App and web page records
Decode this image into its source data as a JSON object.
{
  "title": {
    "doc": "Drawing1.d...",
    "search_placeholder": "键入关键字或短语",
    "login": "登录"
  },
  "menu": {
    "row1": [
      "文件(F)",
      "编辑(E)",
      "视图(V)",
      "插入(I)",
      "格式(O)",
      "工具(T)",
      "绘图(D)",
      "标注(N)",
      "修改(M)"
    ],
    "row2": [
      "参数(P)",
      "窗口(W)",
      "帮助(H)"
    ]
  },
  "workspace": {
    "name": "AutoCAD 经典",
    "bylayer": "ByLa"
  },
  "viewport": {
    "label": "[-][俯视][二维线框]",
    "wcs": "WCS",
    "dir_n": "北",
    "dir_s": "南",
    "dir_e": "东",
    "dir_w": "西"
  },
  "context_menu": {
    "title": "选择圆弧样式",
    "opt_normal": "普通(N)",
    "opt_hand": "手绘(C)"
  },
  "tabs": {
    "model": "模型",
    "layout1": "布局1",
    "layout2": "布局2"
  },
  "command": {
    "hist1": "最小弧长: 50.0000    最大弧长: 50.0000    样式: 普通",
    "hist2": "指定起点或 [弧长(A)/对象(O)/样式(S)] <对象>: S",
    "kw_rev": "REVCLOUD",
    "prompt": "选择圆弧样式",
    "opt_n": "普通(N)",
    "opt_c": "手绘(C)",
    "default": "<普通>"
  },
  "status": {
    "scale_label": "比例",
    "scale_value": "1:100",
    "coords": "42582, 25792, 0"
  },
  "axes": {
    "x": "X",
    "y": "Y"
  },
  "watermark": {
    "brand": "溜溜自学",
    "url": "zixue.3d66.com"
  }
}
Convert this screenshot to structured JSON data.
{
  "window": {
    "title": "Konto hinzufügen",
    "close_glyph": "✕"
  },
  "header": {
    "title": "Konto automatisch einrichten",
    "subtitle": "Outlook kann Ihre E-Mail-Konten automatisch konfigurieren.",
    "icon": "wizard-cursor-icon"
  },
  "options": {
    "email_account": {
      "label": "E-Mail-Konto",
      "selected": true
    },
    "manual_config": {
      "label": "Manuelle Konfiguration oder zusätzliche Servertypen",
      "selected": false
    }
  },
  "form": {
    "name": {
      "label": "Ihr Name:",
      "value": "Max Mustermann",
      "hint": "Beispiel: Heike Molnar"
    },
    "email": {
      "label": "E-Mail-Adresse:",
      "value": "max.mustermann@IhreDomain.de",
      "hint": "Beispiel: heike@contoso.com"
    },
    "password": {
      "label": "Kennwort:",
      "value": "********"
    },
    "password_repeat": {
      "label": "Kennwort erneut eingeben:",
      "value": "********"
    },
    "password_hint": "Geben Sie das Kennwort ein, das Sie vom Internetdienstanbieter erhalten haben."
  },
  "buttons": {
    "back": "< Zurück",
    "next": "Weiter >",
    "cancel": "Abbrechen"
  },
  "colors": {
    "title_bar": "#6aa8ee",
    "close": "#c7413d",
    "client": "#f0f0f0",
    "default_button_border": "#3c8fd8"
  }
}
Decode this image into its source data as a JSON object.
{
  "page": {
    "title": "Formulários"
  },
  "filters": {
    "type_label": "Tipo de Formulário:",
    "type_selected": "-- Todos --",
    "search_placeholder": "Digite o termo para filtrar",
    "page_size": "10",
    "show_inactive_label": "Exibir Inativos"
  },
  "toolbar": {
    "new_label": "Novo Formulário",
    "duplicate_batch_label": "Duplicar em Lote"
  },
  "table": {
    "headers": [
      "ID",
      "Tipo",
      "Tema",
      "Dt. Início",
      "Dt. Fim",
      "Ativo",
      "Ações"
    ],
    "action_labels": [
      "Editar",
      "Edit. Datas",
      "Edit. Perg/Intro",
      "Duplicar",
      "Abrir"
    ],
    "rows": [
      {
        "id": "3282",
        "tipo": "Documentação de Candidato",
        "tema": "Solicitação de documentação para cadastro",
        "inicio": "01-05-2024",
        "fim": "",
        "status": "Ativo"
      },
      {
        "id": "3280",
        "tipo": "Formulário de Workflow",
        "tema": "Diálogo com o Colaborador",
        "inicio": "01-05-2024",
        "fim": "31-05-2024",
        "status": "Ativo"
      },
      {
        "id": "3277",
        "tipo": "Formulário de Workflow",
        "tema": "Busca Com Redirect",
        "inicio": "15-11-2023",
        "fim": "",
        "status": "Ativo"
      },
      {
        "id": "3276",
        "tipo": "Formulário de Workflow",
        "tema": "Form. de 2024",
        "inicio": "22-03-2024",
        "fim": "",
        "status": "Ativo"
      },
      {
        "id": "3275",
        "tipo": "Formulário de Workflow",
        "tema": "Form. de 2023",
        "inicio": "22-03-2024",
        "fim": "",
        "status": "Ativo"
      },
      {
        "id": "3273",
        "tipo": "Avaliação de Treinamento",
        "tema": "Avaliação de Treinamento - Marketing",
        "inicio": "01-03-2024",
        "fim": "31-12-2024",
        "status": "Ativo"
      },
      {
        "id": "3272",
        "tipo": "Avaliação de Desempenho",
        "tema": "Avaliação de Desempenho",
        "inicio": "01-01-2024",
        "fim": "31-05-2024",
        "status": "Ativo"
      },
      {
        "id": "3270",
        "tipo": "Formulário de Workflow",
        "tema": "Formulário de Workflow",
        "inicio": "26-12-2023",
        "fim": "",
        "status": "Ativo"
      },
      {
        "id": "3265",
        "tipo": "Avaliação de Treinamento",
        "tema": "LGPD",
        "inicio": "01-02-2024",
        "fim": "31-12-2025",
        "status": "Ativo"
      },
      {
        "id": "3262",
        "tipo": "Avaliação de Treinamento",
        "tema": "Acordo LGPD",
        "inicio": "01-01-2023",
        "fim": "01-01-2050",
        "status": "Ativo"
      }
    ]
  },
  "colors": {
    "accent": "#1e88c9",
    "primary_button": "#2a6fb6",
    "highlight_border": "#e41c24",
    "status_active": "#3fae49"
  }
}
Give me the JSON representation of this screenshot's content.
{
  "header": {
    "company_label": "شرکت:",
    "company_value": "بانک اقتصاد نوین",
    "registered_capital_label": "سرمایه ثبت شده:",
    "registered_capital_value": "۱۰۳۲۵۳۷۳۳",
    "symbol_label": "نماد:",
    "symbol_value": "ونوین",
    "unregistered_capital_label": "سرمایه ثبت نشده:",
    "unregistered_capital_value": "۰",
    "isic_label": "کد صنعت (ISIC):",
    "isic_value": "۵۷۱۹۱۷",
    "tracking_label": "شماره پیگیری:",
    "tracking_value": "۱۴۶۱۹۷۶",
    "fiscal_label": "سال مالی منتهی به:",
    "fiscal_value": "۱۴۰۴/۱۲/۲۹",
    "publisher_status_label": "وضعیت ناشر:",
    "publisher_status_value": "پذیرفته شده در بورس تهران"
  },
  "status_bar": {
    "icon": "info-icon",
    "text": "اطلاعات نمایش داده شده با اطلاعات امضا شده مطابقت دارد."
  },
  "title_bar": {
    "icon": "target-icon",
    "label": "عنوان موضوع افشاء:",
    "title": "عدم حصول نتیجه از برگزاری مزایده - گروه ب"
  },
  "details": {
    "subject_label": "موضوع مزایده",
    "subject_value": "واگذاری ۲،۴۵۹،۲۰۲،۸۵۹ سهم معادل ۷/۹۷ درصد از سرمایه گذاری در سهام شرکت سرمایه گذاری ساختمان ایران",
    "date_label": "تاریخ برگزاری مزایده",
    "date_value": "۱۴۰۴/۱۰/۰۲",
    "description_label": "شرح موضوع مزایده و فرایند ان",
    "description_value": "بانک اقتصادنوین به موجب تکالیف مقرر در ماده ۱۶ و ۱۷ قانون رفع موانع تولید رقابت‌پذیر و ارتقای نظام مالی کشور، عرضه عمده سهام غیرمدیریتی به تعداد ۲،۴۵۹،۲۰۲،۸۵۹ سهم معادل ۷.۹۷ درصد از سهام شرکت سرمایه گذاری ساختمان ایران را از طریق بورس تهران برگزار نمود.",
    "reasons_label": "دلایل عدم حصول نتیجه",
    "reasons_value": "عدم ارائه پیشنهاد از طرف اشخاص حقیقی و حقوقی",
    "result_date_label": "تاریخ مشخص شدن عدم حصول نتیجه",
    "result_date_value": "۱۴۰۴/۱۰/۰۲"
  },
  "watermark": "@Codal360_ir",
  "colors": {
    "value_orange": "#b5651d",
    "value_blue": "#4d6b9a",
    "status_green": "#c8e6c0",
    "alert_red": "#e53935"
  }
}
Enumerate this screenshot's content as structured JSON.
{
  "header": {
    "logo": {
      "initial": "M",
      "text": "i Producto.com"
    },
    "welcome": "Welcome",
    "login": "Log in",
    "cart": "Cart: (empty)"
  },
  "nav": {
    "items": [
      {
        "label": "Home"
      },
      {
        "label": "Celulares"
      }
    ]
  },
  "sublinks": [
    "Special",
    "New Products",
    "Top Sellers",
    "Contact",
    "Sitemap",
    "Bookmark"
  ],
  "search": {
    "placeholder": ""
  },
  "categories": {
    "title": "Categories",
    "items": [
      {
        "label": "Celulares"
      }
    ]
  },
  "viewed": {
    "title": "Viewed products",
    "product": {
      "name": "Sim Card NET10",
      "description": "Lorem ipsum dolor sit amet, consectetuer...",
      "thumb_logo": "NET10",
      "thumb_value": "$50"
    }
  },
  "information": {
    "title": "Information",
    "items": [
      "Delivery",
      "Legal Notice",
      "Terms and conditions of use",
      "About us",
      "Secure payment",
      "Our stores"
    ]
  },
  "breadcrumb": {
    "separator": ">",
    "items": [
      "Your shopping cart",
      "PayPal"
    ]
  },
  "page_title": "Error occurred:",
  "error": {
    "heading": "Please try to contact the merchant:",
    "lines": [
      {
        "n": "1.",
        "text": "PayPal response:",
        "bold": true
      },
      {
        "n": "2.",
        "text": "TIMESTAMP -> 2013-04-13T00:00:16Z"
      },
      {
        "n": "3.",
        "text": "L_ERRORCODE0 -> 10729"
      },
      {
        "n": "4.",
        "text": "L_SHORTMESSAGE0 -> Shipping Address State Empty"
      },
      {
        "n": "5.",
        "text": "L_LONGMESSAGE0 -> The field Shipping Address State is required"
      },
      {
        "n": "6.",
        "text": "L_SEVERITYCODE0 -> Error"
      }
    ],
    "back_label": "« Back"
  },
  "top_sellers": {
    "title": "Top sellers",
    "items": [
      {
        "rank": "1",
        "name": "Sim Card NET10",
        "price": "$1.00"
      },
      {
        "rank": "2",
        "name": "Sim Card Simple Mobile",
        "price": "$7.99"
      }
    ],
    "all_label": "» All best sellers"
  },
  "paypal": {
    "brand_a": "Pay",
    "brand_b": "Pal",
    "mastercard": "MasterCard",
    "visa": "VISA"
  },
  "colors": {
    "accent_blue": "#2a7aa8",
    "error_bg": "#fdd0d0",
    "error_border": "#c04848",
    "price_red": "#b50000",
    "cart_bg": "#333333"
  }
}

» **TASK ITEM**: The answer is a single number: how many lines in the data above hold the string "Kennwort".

» **EXPECTED ANSWER**: 3